DIRECTIONS — Your answer must be an exact copy of the records, minus any pictures.

EXCERPTED DATA —
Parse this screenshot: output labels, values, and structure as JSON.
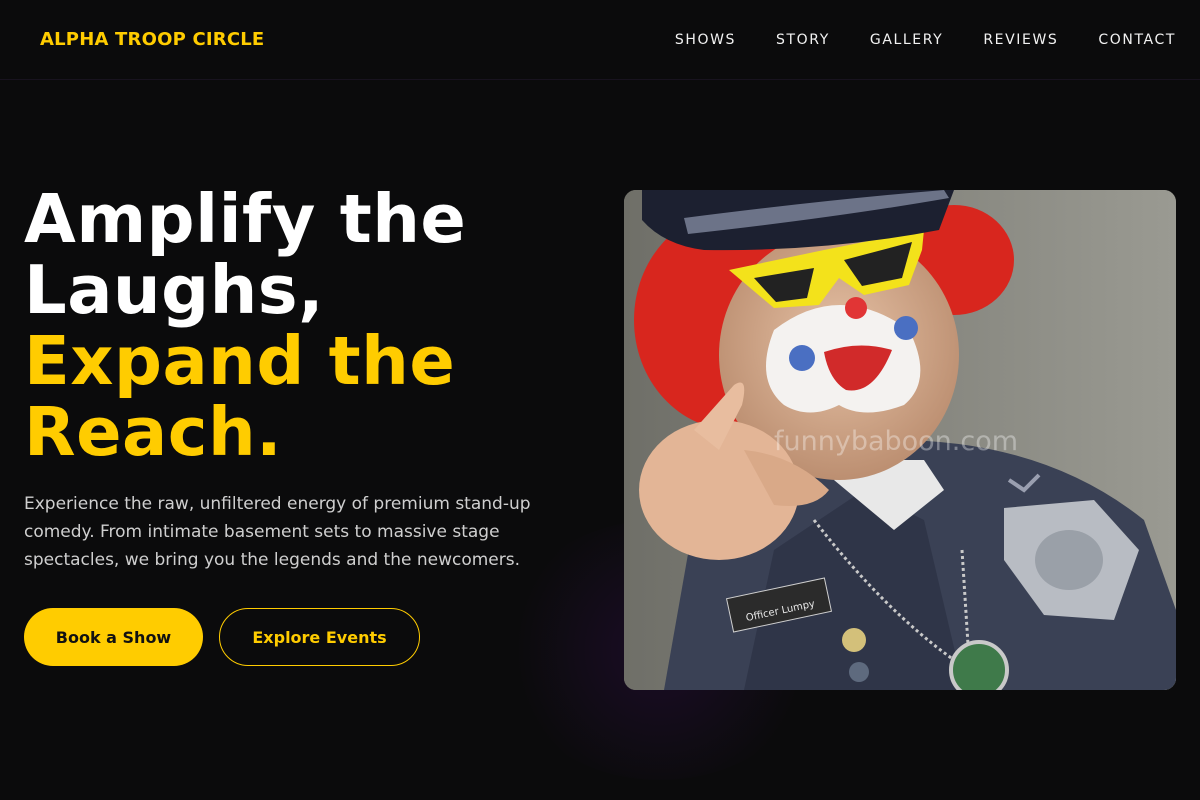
{
  "brand": "ALPHA TROOP CIRCLE",
  "nav": {
    "items": [
      {
        "label": "SHOWS"
      },
      {
        "label": "STORY"
      },
      {
        "label": "GALLERY"
      },
      {
        "label": "REVIEWS"
      },
      {
        "label": "CONTACT"
      }
    ]
  },
  "hero": {
    "headline_line1": "Amplify the",
    "headline_line2": "Laughs,",
    "headline_line3": "Expand the",
    "headline_line4": "Reach.",
    "description": "Experience the raw, unfiltered energy of premium stand-up comedy. From intimate basement sets to massive stage spectacles, we bring you the legends and the newcomers.",
    "primary_button": "Book a Show",
    "secondary_button": "Explore Events"
  },
  "photo": {
    "watermark": "funnybaboon.com",
    "name_tag": "Officer Lumpy"
  },
  "colors": {
    "accent": "#ffcc00",
    "background": "#0b0b0c",
    "text": "#ffffff"
  }
}
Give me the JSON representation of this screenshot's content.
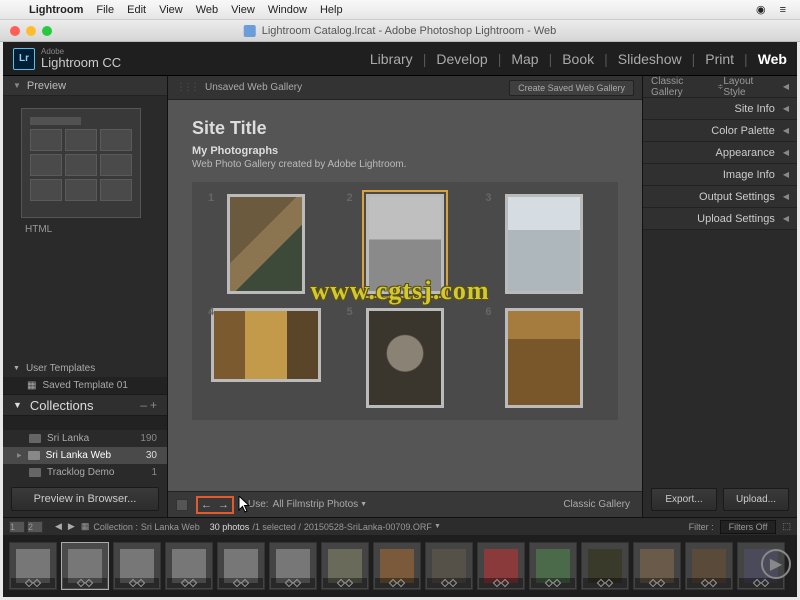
{
  "menubar": {
    "app": "Lightroom",
    "items": [
      "File",
      "Edit",
      "View",
      "Web",
      "View",
      "Window",
      "Help"
    ]
  },
  "window": {
    "title": "Lightroom Catalog.lrcat - Adobe Photoshop Lightroom - Web"
  },
  "header": {
    "brand_small": "Adobe",
    "brand": "Lightroom CC",
    "modules": [
      "Library",
      "Develop",
      "Map",
      "Book",
      "Slideshow",
      "Print",
      "Web"
    ],
    "active_module": "Web"
  },
  "left": {
    "preview_title": "Preview",
    "preview_format": "HTML",
    "user_templates_label": "User Templates",
    "saved_template": "Saved Template 01",
    "collections_title": "Collections",
    "items": [
      {
        "name": "Sri Lanka",
        "count": "190"
      },
      {
        "name": "Sri Lanka Web",
        "count": "30"
      },
      {
        "name": "Tracklog Demo",
        "count": "1"
      }
    ],
    "preview_btn": "Preview in Browser..."
  },
  "center": {
    "unsaved_label": "Unsaved Web Gallery",
    "create_btn": "Create Saved Web Gallery",
    "site_title": "Site Title",
    "collection_title": "My Photographs",
    "collection_desc": "Web Photo Gallery created by Adobe Lightroom.",
    "thumbs": [
      "1",
      "2",
      "3",
      "4",
      "5",
      "6"
    ],
    "use_label": "Use:",
    "use_value": "All Filmstrip Photos",
    "engine_label": "Classic Gallery"
  },
  "right": {
    "engine": "Classic Gallery",
    "layout_label": "Layout Style",
    "rows": [
      "Site Info",
      "Color Palette",
      "Appearance",
      "Image Info",
      "Output Settings",
      "Upload Settings"
    ],
    "export_btn": "Export...",
    "upload_btn": "Upload..."
  },
  "filmstrip": {
    "crumb_prefix": "Collection :",
    "crumb_name": "Sri Lanka Web",
    "count": "30 photos",
    "selection": "/1 selected /",
    "filename": "20150528-SriLanka-00709.ORF",
    "filter_label": "Filter :",
    "filter_value": "Filters Off"
  },
  "watermark": "www.cgtsj.com"
}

RESPONSE TO THE TASK —
Parse this screenshot: output labels, values, and structure as JSON.
{
  "brand": "ALPHA TROOP CIRCLE",
  "nav": {
    "items": [
      {
        "label": "SHOWS"
      },
      {
        "label": "STORY"
      },
      {
        "label": "GALLERY"
      },
      {
        "label": "REVIEWS"
      },
      {
        "label": "CONTACT"
      }
    ]
  },
  "hero": {
    "headline_line1": "Amplify the",
    "headline_line2": "Laughs,",
    "headline_line3": "Expand the",
    "headline_line4": "Reach.",
    "description": "Experience the raw, unfiltered energy of premium stand-up comedy. From intimate basement sets to massive stage spectacles, we bring you the legends and the newcomers.",
    "primary_button": "Book a Show",
    "secondary_button": "Explore Events"
  },
  "photo": {
    "watermark": "funnybaboon.com",
    "name_tag": "Officer Lumpy"
  },
  "colors": {
    "accent": "#ffcc00",
    "background": "#0b0b0c",
    "text": "#ffffff"
  }
}
Give me the JSON representation of this screenshot's content.
{
  "menubar": {
    "app": "Lightroom",
    "items": [
      "File",
      "Edit",
      "View",
      "Web",
      "View",
      "Window",
      "Help"
    ]
  },
  "window": {
    "title": "Lightroom Catalog.lrcat - Adobe Photoshop Lightroom - Web"
  },
  "header": {
    "brand_small": "Adobe",
    "brand": "Lightroom CC",
    "modules": [
      "Library",
      "Develop",
      "Map",
      "Book",
      "Slideshow",
      "Print",
      "Web"
    ],
    "active_module": "Web"
  },
  "left": {
    "preview_title": "Preview",
    "preview_format": "HTML",
    "user_templates_label": "User Templates",
    "saved_template": "Saved Template 01",
    "collections_title": "Collections",
    "items": [
      {
        "name": "Sri Lanka",
        "count": "190"
      },
      {
        "name": "Sri Lanka Web",
        "count": "30"
      },
      {
        "name": "Tracklog Demo",
        "count": "1"
      }
    ],
    "preview_btn": "Preview in Browser..."
  },
  "center": {
    "unsaved_label": "Unsaved Web Gallery",
    "create_btn": "Create Saved Web Gallery",
    "site_title": "Site Title",
    "collection_title": "My Photographs",
    "collection_desc": "Web Photo Gallery created by Adobe Lightroom.",
    "thumbs": [
      "1",
      "2",
      "3",
      "4",
      "5",
      "6"
    ],
    "use_label": "Use:",
    "use_value": "All Filmstrip Photos",
    "engine_label": "Classic Gallery"
  },
  "right": {
    "engine": "Classic Gallery",
    "layout_label": "Layout Style",
    "rows": [
      "Site Info",
      "Color Palette",
      "Appearance",
      "Image Info",
      "Output Settings",
      "Upload Settings"
    ],
    "export_btn": "Export...",
    "upload_btn": "Upload..."
  },
  "filmstrip": {
    "crumb_prefix": "Collection :",
    "crumb_name": "Sri Lanka Web",
    "count": "30 photos",
    "selection": "/1 selected /",
    "filename": "20150528-SriLanka-00709.ORF",
    "filter_label": "Filter :",
    "filter_value": "Filters Off"
  },
  "watermark": "www.cgtsj.com"
}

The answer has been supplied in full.